Or does put the kettle on only mean for real tea?
PalenQ is offline  
Old Nov 6th, 2014, 11:14 AM
  #311  
 
Join Date: Feb 2006
Posts: 57,091
Received 5 Likes on 3 Posts
Pal - it's definitely "proper" black tea that we're talking about. In fact all tea [apart from that herbal muck] comes from the chinese camellia [camellia sinensis] and whether it's green or black, or orange pekoe or earl grey or PG tips, depends on when happens after it's picked. [though some teas are specially picked, orange pekoe being one of them, I think].

if you are talking about "putting the kettle on" or mashing the tea, or "the cup that cheers", you're talking about black tea.

BTW, my aforementioned grandparents who lived in rural Warwickshire took in 2 evacuees from London during WW2. one of them was called Stella, I can't remember the name of the other. I think that they stayed for a couple of years. I never met them of course, but I heard a lot about them. I'm not sure that Warwickshire was that much safer than London - the factory in Rugby where my father was an apprentice was making aircraft, and Coventry was only a few miles away. I also recall that mothers and babies who were evacuated to a nursing home in rural Kent, near the village that we used to live in, were all wiped out in a raid one night.

it wasn't all cakes and ale.
annhig is offline  
Old Nov 6th, 2014, 11:46 AM
  #312  
 
Join Date: Jan 2003
Posts: 20,931
Likes: 0
Received 0 Likes on 0 Posts
>>when your mother was sent north in the war, was it to family or strangers opening their homes? <<

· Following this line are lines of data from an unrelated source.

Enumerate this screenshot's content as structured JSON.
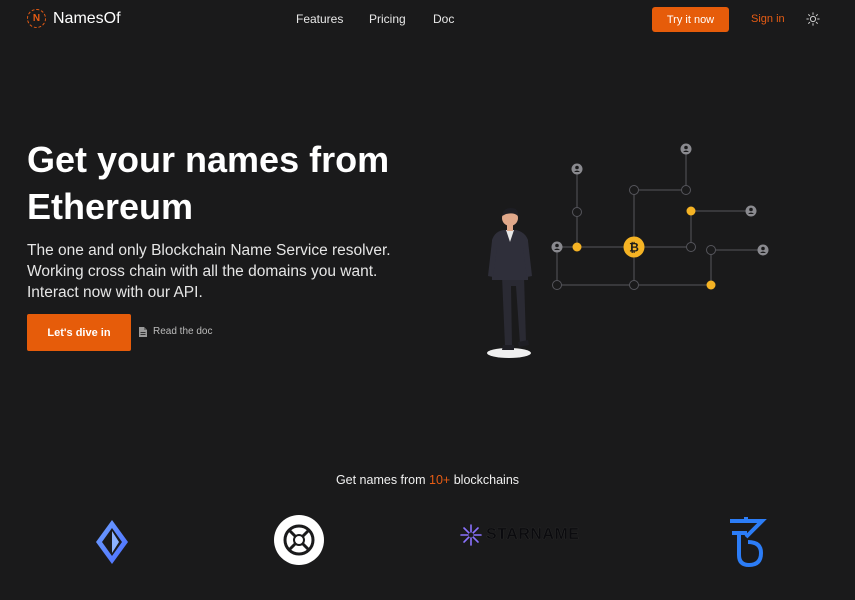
{
  "brand": {
    "name": "NamesOf",
    "logo_letter": "N"
  },
  "nav": {
    "items": [
      {
        "label": "Features"
      },
      {
        "label": "Pricing"
      },
      {
        "label": "Doc"
      }
    ]
  },
  "header_actions": {
    "try_label": "Try it now",
    "signin_label": "Sign in",
    "theme_icon": "sun-icon"
  },
  "hero": {
    "title_line1": "Get your names from",
    "title_line2": "Ethereum",
    "subtitle_line1": "The one and only Blockchain Name Service resolver.",
    "subtitle_line2": "Working cross chain with all the domains you want.",
    "subtitle_line3": "Interact now with our API.",
    "cta_label": "Let's dive in",
    "doc_link_label": "Read the doc"
  },
  "chains": {
    "heading_prefix": "Get names from ",
    "heading_accent": "10+",
    "heading_suffix": " blockchains",
    "logos": [
      {
        "icon": "ens-icon"
      },
      {
        "icon": "elrond-icon"
      },
      {
        "icon": "starname-icon",
        "label": "STARNAME"
      },
      {
        "icon": "tezos-icon"
      }
    ]
  },
  "colors": {
    "background": "#1a1a1b",
    "accent": "#e65c0a",
    "node_yellow": "#f5b324",
    "line_grey": "#55555b"
  }
}
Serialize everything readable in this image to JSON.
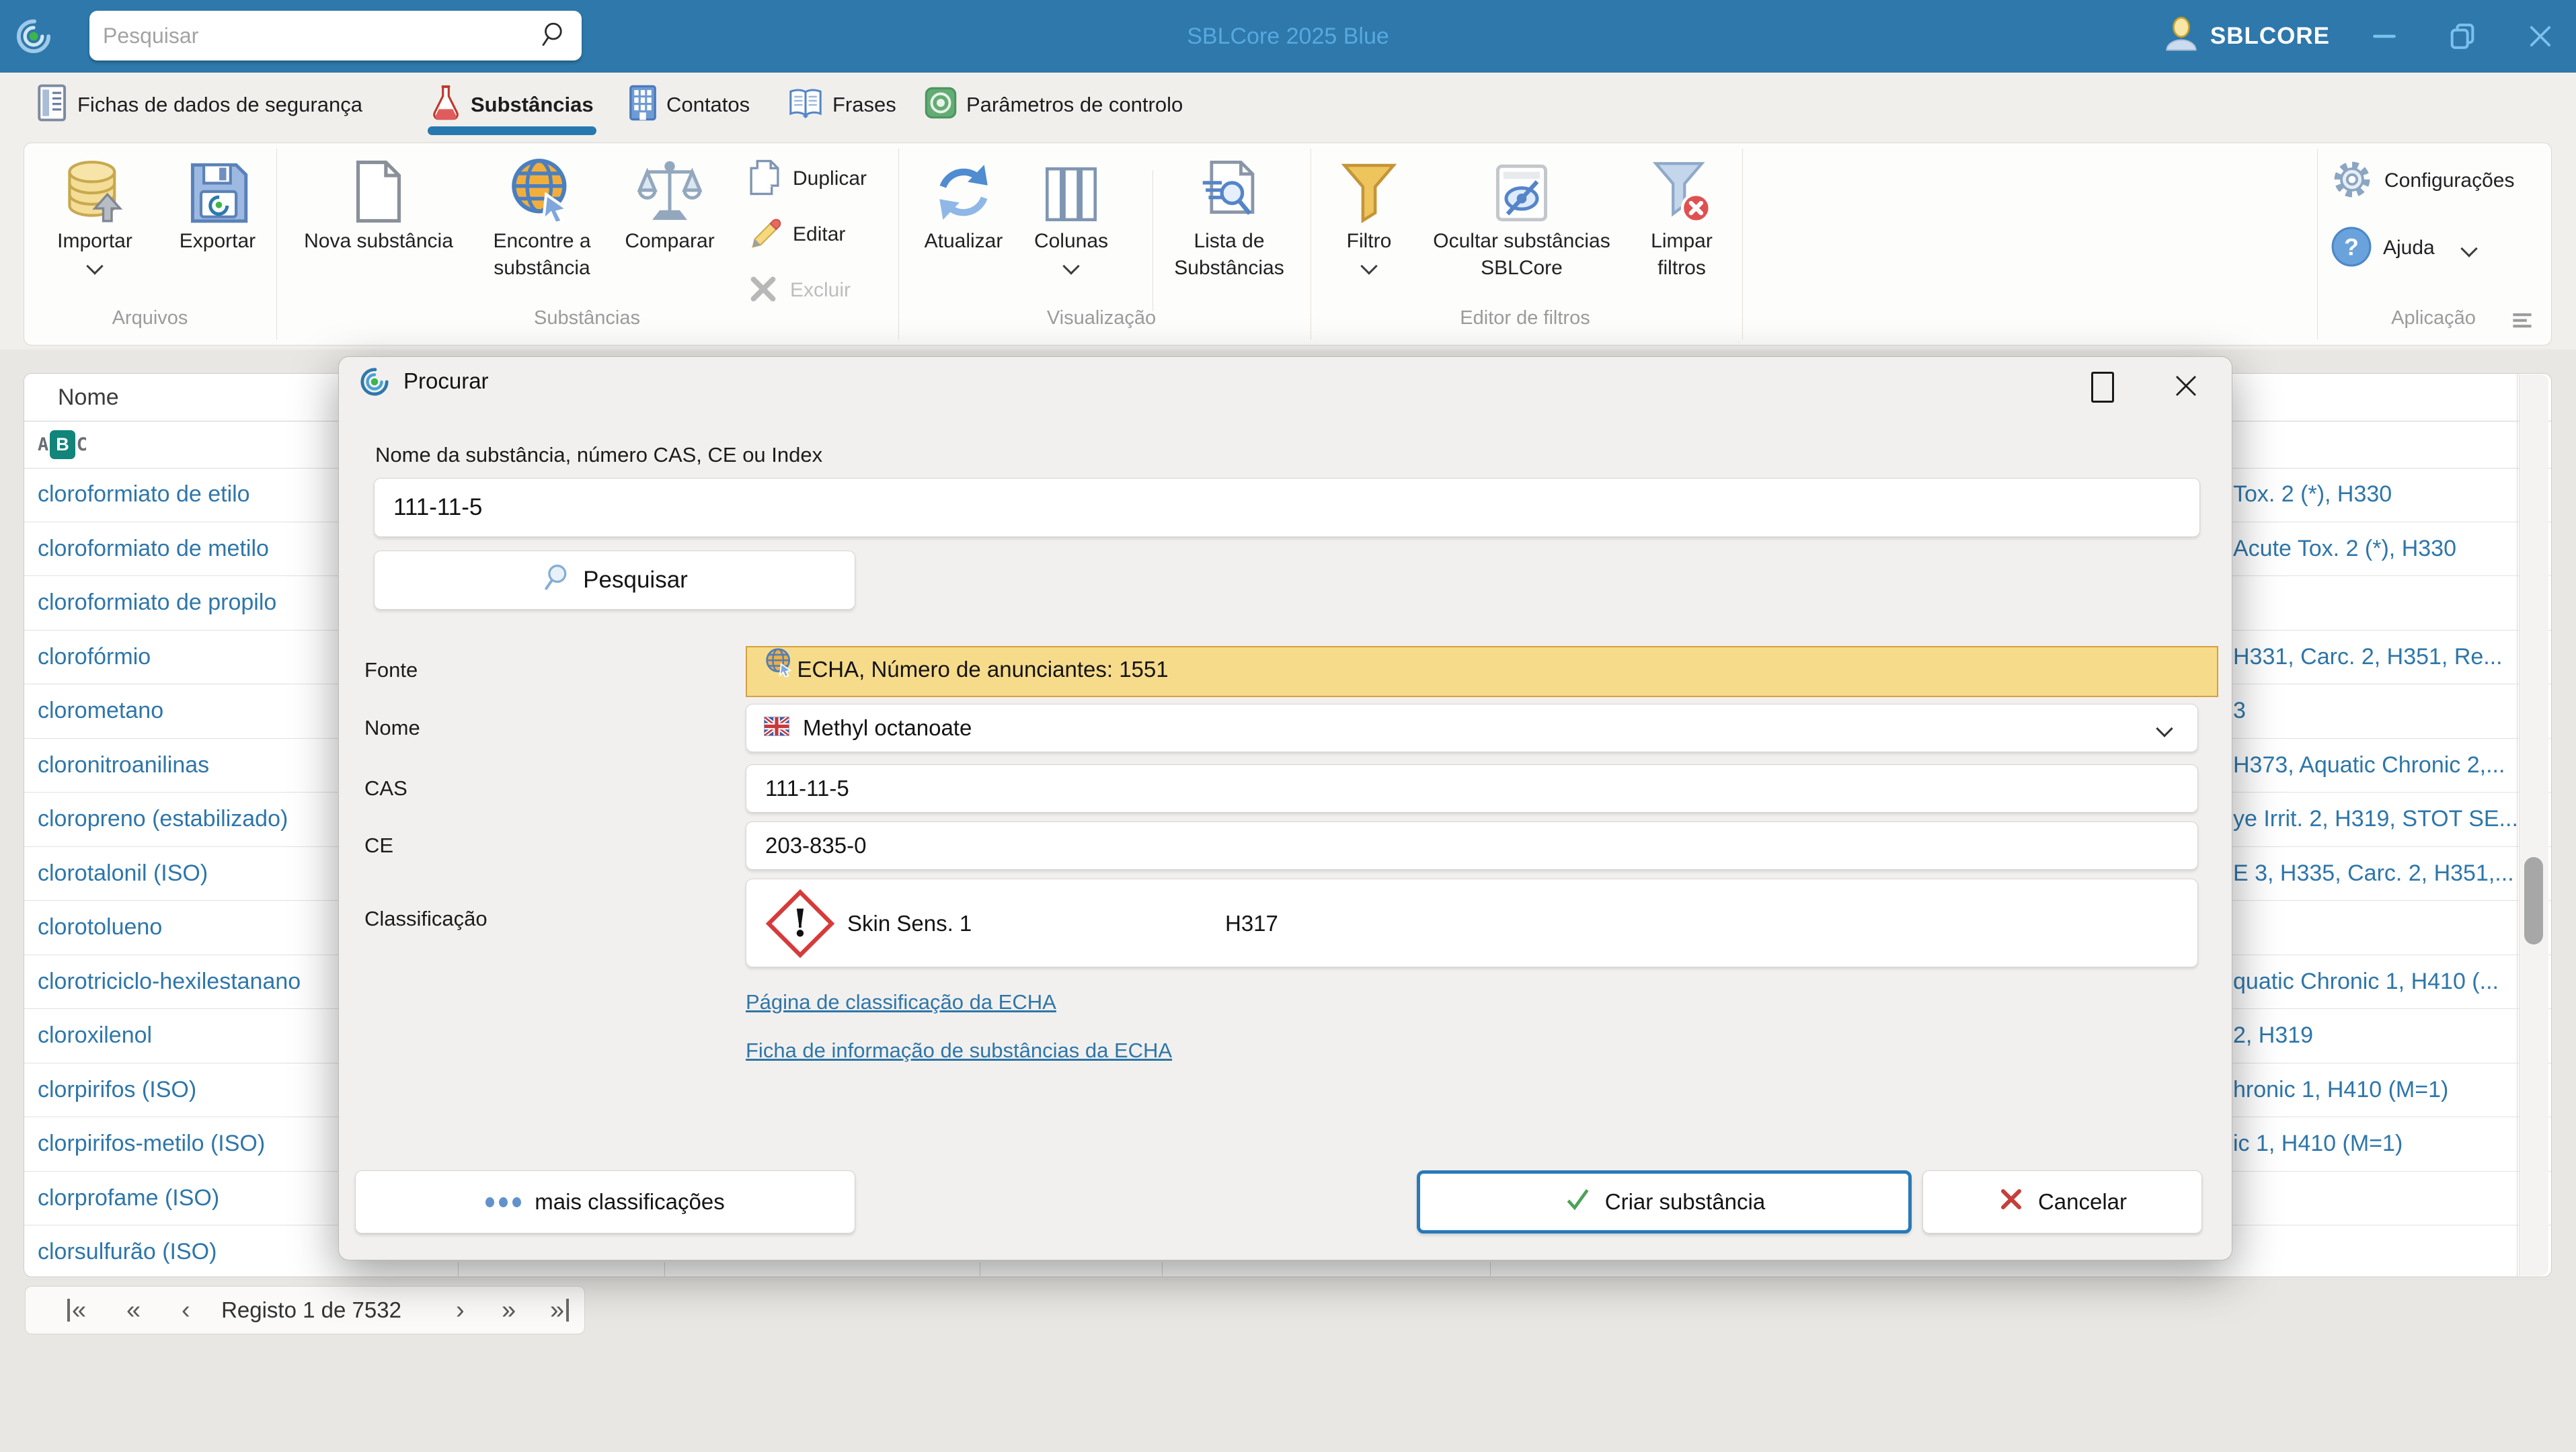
{
  "colors": {
    "titlebar": "#2e78ab",
    "title_text": "#57a9de",
    "accent": "#2878b0",
    "row_text": "#2e76a9",
    "fonte_bg": "#f6db8b",
    "fonte_border": "#d2a13e",
    "create_border": "#2979b8",
    "link": "#2e76a9"
  },
  "titlebar": {
    "search_placeholder": "Pesquisar",
    "title": "SBLCore 2025 Blue",
    "account_label": "SBLCORE"
  },
  "tabs": [
    {
      "label": "Fichas de dados de segurança"
    },
    {
      "label": "Substâncias",
      "active": true
    },
    {
      "label": "Contatos"
    },
    {
      "label": "Frases"
    },
    {
      "label": "Parâmetros de controlo"
    }
  ],
  "ribbon": {
    "groups": [
      {
        "label": "Arquivos"
      },
      {
        "label": "Substâncias"
      },
      {
        "label": "Visualização"
      },
      {
        "label": "Editor de filtros"
      },
      {
        "label": "Aplicação"
      }
    ],
    "items": {
      "importar": "Importar",
      "exportar": "Exportar",
      "nova": "Nova substância",
      "encontre_1": "Encontre a",
      "encontre_2": "substância",
      "comparar": "Comparar",
      "duplicar": "Duplicar",
      "editar": "Editar",
      "excluir": "Excluir",
      "atualizar": "Atualizar",
      "colunas": "Colunas",
      "lista_1": "Lista de",
      "lista_2": "Substâncias",
      "filtro": "Filtro",
      "ocultar_1": "Ocultar substâncias",
      "ocultar_2": "SBLCore",
      "limpar_1": "Limpar",
      "limpar_2": "filtros",
      "configuracoes": "Configurações",
      "ajuda": "Ajuda"
    }
  },
  "table": {
    "header": "Nome",
    "filter_letters": [
      "A",
      "B",
      "C"
    ],
    "rows": [
      {
        "name": "cloroformiato de etilo",
        "classification": "Tox. 2 (*), H330"
      },
      {
        "name": "cloroformiato de metilo",
        "classification": "Acute Tox. 2 (*), H330"
      },
      {
        "name": "cloroformiato de propilo",
        "classification": ""
      },
      {
        "name": "clorofórmio",
        "classification": "H331, Carc. 2, H351, Re..."
      },
      {
        "name": "clorometano",
        "classification": "3"
      },
      {
        "name": "cloronitroanilinas",
        "classification": "H373, Aquatic Chronic 2,..."
      },
      {
        "name": "cloropreno (estabilizado)",
        "classification": "ye Irrit. 2, H319, STOT SE..."
      },
      {
        "name": "clorotalonil (ISO)",
        "classification": "E 3, H335, Carc. 2, H351,..."
      },
      {
        "name": "clorotolueno",
        "classification": ""
      },
      {
        "name": "clorotriciclo-hexilestanano",
        "classification": "quatic Chronic 1, H410 (..."
      },
      {
        "name": "cloroxilenol",
        "classification": "2, H319"
      },
      {
        "name": "clorpirifos (ISO)",
        "classification": "hronic 1, H410 (M=1)"
      },
      {
        "name": "clorpirifos-metilo (ISO)",
        "classification": "ic 1, H410 (M=1)"
      },
      {
        "name": "clorprofame (ISO)",
        "classification": ""
      },
      {
        "name": "clorsulfurão (ISO)",
        "classification": ""
      }
    ]
  },
  "pagination": {
    "first_glyph": "«",
    "fast_prev_glyph": "«",
    "prev_glyph": "‹",
    "label": "Registo 1 de 7532",
    "next_glyph": "›",
    "fast_next_glyph": "»",
    "last_glyph": "»"
  },
  "dialog": {
    "title": "Procurar",
    "search_label": "Nome da substância, número CAS, CE ou Index",
    "search_value": "111-11-5",
    "search_button": "Pesquisar",
    "fields": {
      "fonte_label": "Fonte",
      "fonte_value": "ECHA, Número de anunciantes: 1551",
      "nome_label": "Nome",
      "nome_value": "Methyl octanoate",
      "cas_label": "CAS",
      "cas_value": "111-11-5",
      "ce_label": "CE",
      "ce_value": "203-835-0",
      "class_label": "Classificação",
      "class_value": "Skin Sens. 1",
      "class_code": "H317"
    },
    "links": {
      "classification_page": "Página de classificação da ECHA",
      "substance_infocard": "Ficha de informação de substâncias da ECHA"
    },
    "buttons": {
      "more": "mais classificações",
      "create": "Criar substância",
      "cancel": "Cancelar"
    }
  }
}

She took my older brother to family after the flying bombs started in 1944. One dropped on a nearby railway line, and damaged the back wall of the house (he still has a tiny war wound where a splinter from the window hit him).
PatrickLondon is offline  
Old Nov 6th, 2014, 12:09 PM
  #313  
 
Join Date: Feb 2013
Posts: 283
Likes: 0
Received 0 Likes on 0 Posts
If you ask for, or are offered, tea you expect black tea of a decent strength. Anything else will be qualified as green tea, herbal, earl grey, etc. Decaf is an abomination. If you don't want caffeine, drink something else. It's like watering down wine with lemonade or fizzy water. Just don't. Ever.
anicecupoftea is offline  
Old Nov 6th, 2014, 02:00 PM
  #314  
 
Join Date: Feb 2006
Posts: 57,091
Received 5 Likes on 3 Posts
well said, a nice cuppa.
annhig is offline  
Old Nov 6th, 2014, 02:14 PM
  #315  
 
Join Date: Feb 2006
Posts: 57,091
Received 5 Likes on 3 Posts
reminds me of the song:

http://lyricsplayground.com/alpha/so...cupoftea.shtml
annhig is offline  
Related Topics
Thread
Original Poster
Forum
Replies
Last Post
AlessandraZoe
Europe
43
Jul 29th, 2019 07:01 AM
Sophia12
Europe
4
Jul 6th, 2014 12:28 PM
PalenQ
Europe
4
May 13th, 2008 10:44 AM
wildblueyonder
United States
72
Nov 29th, 2007 03:47 AM
kmowatt
Europe
22
Jan 11th, 2006 07:04 PM

Posting Rules
You may not post new threads
You may not post replies
You may not post attachments
You may not edit your posts

BB code is On
Smilies are On
[IMG] code is On
HTML code is Off
Trackbacks are Off
Pingbacks are Off
Refbacks are On


Thread Tools
Search this Thread

Contact Us - Manage Preferences - Archive - Advertising - Cookie Policy - Privacy Statement - Your Privacy Choices -